Smartphones have increased use of social media and computer games
Over 60 per cent of Swedish young people today have a smartphone, and in addition to telephoning and messaging, they use them to communicate via social media and e-mail, and to play games.
Each year, Nordicom at Gothenburg University carries out a nationally representative survey of media use among the Swedish people. Media Barometer 2011 (Mediebarometern 2011) presents the results of the most recent survey.
– Smartphones have contributed to an already notable increase in the use of computer games, particularly among young people, says Professor Ulla Carlsson. Online game-playing has more than doubled during the past year alone. Sixty per cent of 9- to 14-year-olds play one or more computer or video games the average day – action and adventure themes predominate.

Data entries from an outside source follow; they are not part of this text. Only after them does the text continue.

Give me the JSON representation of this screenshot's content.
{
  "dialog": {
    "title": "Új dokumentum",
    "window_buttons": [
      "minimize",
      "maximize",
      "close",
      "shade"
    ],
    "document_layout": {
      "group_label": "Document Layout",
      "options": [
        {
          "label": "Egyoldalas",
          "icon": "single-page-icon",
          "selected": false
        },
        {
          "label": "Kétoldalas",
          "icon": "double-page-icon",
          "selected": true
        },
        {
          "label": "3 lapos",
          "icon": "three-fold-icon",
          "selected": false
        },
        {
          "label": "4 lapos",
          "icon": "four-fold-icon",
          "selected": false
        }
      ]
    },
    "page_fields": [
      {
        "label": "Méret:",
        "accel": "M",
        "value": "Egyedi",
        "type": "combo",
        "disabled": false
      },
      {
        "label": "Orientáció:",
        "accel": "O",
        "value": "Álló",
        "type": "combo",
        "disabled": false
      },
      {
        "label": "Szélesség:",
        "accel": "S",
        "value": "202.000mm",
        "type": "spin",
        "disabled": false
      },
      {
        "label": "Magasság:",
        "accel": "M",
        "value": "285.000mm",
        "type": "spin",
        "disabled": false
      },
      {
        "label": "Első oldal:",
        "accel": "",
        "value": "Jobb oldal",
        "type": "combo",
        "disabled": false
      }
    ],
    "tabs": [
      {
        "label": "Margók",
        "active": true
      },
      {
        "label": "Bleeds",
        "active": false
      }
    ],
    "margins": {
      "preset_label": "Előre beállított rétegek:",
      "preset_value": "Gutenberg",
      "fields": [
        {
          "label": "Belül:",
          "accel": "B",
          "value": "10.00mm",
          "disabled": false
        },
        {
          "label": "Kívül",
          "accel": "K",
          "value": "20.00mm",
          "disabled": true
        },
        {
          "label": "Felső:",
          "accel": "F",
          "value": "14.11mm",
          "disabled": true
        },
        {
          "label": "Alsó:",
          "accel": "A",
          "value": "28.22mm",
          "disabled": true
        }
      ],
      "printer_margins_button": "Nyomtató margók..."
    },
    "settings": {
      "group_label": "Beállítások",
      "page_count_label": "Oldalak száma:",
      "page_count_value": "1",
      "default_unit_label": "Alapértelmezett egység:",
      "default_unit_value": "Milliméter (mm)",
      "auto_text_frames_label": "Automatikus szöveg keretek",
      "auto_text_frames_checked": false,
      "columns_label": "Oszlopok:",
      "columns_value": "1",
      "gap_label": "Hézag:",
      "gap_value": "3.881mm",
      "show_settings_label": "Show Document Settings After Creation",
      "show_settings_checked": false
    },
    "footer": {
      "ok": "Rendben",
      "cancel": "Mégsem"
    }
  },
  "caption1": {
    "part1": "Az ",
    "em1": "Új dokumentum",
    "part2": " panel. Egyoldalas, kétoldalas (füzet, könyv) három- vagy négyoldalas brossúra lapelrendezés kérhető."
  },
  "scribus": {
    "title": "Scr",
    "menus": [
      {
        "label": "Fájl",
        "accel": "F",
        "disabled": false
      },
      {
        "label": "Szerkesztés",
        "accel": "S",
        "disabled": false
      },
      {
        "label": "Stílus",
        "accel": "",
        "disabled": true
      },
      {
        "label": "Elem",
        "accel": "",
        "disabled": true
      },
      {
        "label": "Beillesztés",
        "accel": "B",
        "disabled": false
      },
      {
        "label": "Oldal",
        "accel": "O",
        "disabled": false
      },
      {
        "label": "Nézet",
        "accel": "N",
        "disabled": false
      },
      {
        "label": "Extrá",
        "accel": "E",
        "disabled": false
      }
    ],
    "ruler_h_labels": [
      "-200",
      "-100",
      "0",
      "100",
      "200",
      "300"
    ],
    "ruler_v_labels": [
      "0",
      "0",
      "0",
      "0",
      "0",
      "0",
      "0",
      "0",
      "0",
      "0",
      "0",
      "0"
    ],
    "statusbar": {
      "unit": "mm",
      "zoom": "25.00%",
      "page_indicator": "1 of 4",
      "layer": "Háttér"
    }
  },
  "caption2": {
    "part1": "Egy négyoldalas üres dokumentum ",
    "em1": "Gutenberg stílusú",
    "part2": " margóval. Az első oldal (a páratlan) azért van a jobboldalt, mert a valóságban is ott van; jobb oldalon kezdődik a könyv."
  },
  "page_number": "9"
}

Smartphones are also used to keep up on the news. As a consequence of more differentiated media use, news listening and watching via traditional media have shown a slight decline in recent years, particularly among young people. That decline appears to have leveled off now. Most owners of smartphones choose to follow the news in web editions of daily newspapers.
Use of social media is considerably more passive than active
Nearly 90 per cent of Swedish young people, aged 15 to 24, use one or more social media the average day, which is a considerably greater share than those who watch television (75 %). This pattern is quite different from media behavior in other age groups, where television viewing is much more common.
Young people also spend much more time on internet than other age groups. Forty-three per cent report spending more than three hours on the web the average day, and 23 per cent spend more than five hours. The most common activity is visiting and communicating in social networks like Facebook (89 %), followed by listening to music (74 %), watching video clips (65 %) and listening to and/or reading blogs (34 %). Most internet use is passive rather than active; few young people post their own videos (4 %) or write their own blogs (9 %). Considerably more, however, take part in social networks like Facebook (68 %).
Stability as well as change in use of traditional media
Use of social media is more extensive and is increasing more rapidly than use of traditional media on the web, although we do note a slight upward trend in the latter from year to year. Younger adults, 25 to 44 years, are the most frequent users of internet. Nearly 50 per cent in this group partake of traditional media via the web. Internet also plays a key role in sustaining the audience reach of non-subscribed tabloids; every second tabloid reader reads the paper on the web.
Otherwise, conventional television viewing continues to dominate, and radio listening continues its downward trend, whereas reading of periodicals and books remains relatively stable.
Today there are many ways of watching television, in terms of both when we view and how we access the medium, with a range of hardware stretching from conventional television sets to tablet computers and smartphones. Six per cent of the population make use of conventional channels' archive on-demand function the average day; per week the figure is 21 per cent. The corresponding figures among 15- to 24-year-olds are 10 per cent the average day, and 30 per cent the average week. About 10 per cent of younger boys use their cell phones to watch television or video clips the average day.
Swedes in the eldest age group, 65-79 years, distinguish themselves by a rise in cinema-going. No similar rise is noted in other age groups. Seventeen per cent of the group visit a cinema once or more the average month; in 1999 the figure was 3 per cent.
About the Media Barometer (MedieBarometern)
The Media Barometer, an annual measure of audience reach, surveys the shares of the Swedish people who use a variety of media the average day, week and/or month from year to year, and the time they spend using them. The media measured are radio, television, teletext, video/DVD, cinema, CDs, mp3, computer games, morning newspapers, evening tabloids, periodicals, advertising and use of media output via internet and smartphones. The aim is to document trends and changes in people's media use. The barometer readings are based on telephone interviews with a random sample of the population beween the ages of 9 to 79. The 2011 data are based on interviews with 4 500 respondents. The first Media Barometer was undertaken in 1979. Together, the Barometers form an unbroken chain of data, although, of course, several media are much younger than the series.